Background: Although the timing of allergen-induced bronchoconstriction is well defined, there is little information about the kinetics of allergen-induced leukocyte infiltration in asthma and its comparability between human and animal models of asthma.
Objective: To investigate systematically allergen-induced leukocyte infiltration into the airway lumen in human and experimental asthma by using bronchoalveolar lavage.
Methods: Patients with allergic asthma were lavaged at different time points as long as 1 week after segmental allergen challenge. Allergen-sensitized mice were lavaged as long as 3 weeks after allergen challenge. Differential cell counts, lymphocyte subsets, and cytokines were assessed in bronchoalveolar lavage fluid.

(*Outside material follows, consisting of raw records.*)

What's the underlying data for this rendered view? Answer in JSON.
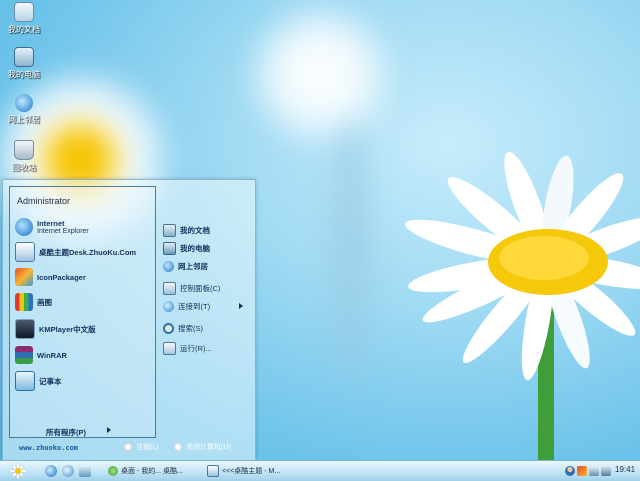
{
  "desktop": {
    "icons": [
      {
        "label": "我的文档",
        "name": "my-documents"
      },
      {
        "label": "我的电脑",
        "name": "my-computer"
      },
      {
        "label": "网上邻居",
        "name": "network-places"
      },
      {
        "label": "回收站",
        "name": "recycle-bin"
      }
    ]
  },
  "start_menu": {
    "user": "Administrator",
    "programs": [
      {
        "label": "Internet",
        "sub": "Internet Explorer",
        "icon": "internet-explorer-icon"
      },
      {
        "label": "桌酷主题Desk.ZhuoKu.Com",
        "sub": "",
        "icon": "zhuoku-theme-icon"
      },
      {
        "label": "IconPackager",
        "sub": "",
        "icon": "iconpackager-icon"
      },
      {
        "label": "画图",
        "sub": "",
        "icon": "paint-icon"
      },
      {
        "label": "KMPlayer中文版",
        "sub": "",
        "icon": "kmplayer-icon"
      },
      {
        "label": "WinRAR",
        "sub": "",
        "icon": "winrar-icon"
      },
      {
        "label": "记事本",
        "sub": "",
        "icon": "notepad-icon"
      }
    ],
    "all_programs": "所有程序(P)",
    "right_items": [
      {
        "label": "我的文档",
        "icon": "documents-icon",
        "bold": true
      },
      {
        "label": "我的电脑",
        "icon": "computer-icon",
        "bold": true
      },
      {
        "label": "网上邻居",
        "icon": "network-icon",
        "bold": true
      },
      {
        "label": "控制面板(C)",
        "icon": "control-panel-icon",
        "bold": false
      },
      {
        "label": "连接到(T)",
        "icon": "connect-icon",
        "bold": false
      },
      {
        "label": "搜索(S)",
        "icon": "search-icon",
        "bold": false
      },
      {
        "label": "运行(R)...",
        "icon": "run-icon",
        "bold": false
      }
    ],
    "website": "www.zhuoku.com",
    "logoff": "注销(L)",
    "shutdown": "关闭计算机(U)"
  },
  "taskbar": {
    "tasks": [
      {
        "label": "桌面 - 我的... 桌酷...",
        "icon": "desktop-task-icon"
      },
      {
        "label": "<<<桌酷主题 - M...",
        "icon": "zhuoku-task-icon"
      }
    ],
    "clock": "19:41"
  },
  "colors": {
    "sky": "#6cc3ea",
    "petal": "#ffffff",
    "center": "#f5c80a",
    "stem": "#3f9d3a",
    "menu_text": "#13325e"
  }
}
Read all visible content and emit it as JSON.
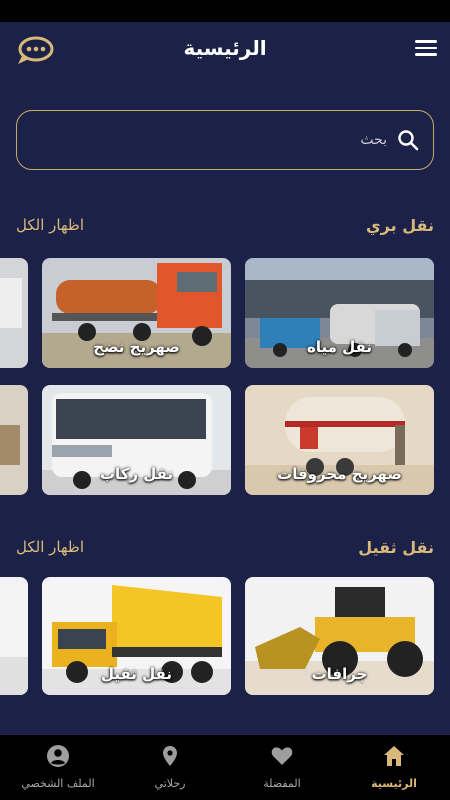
{
  "header": {
    "title": "الرئيسية"
  },
  "search": {
    "placeholder": "بحث"
  },
  "sections": [
    {
      "title": "نقل بري",
      "see_all": "اظهار الكل",
      "items": [
        {
          "label": "نقل مياه"
        },
        {
          "label": "صهريج نضح"
        },
        {
          "label": "صهريج محروقات"
        },
        {
          "label": "نقل ركاب"
        }
      ]
    },
    {
      "title": "نقل ثقيل",
      "see_all": "اظهار الكل",
      "items": [
        {
          "label": "جرافات"
        },
        {
          "label": "نقل ثقيل"
        }
      ]
    }
  ],
  "bottom_nav": [
    {
      "label": "الرئيسية",
      "icon": "home-icon",
      "active": true
    },
    {
      "label": "المفضلة",
      "icon": "heart-icon",
      "active": false
    },
    {
      "label": "رحلاتي",
      "icon": "location-pin-icon",
      "active": false
    },
    {
      "label": "الملف الشخصي",
      "icon": "account-icon",
      "active": false
    }
  ],
  "colors": {
    "background": "#1c2247",
    "accent": "#d9b97a",
    "nav_bg": "#000000"
  }
}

Results: In both models, neutrophil infiltration was a relatively early event (maximum: 18 hours after challenge). In contrast, eosinophil infiltration peaked 42 hours (human model) to 4 days (mouse model) after allergen challenge, paralleled by an IL-5 peak in this period. There were elevated macrophage counts over a period of several days after allergen challenge in both models. Lymphocytes (predominantly CD4+ T cells) peaked 18 hours after challenge in the human model, but not until 2 weeks after challenge in the murine model.
Conclusion: Early neutrophil accumulation (within hours after challenge) and delayed eosinophil accumulation (within days after challenge) in the airway lumen are common features of allergen-induced airway inflammation, whereas lymphocyte kinetics are dependent on the asthma model.
Clinical implications: Similarities in the infiltration kinetics of granulocytes after allergen challenge suggest a common role for these cells in asthma, whereas the presumed orchestration of allergic inflammation by lymphocytes appears to differ between the models.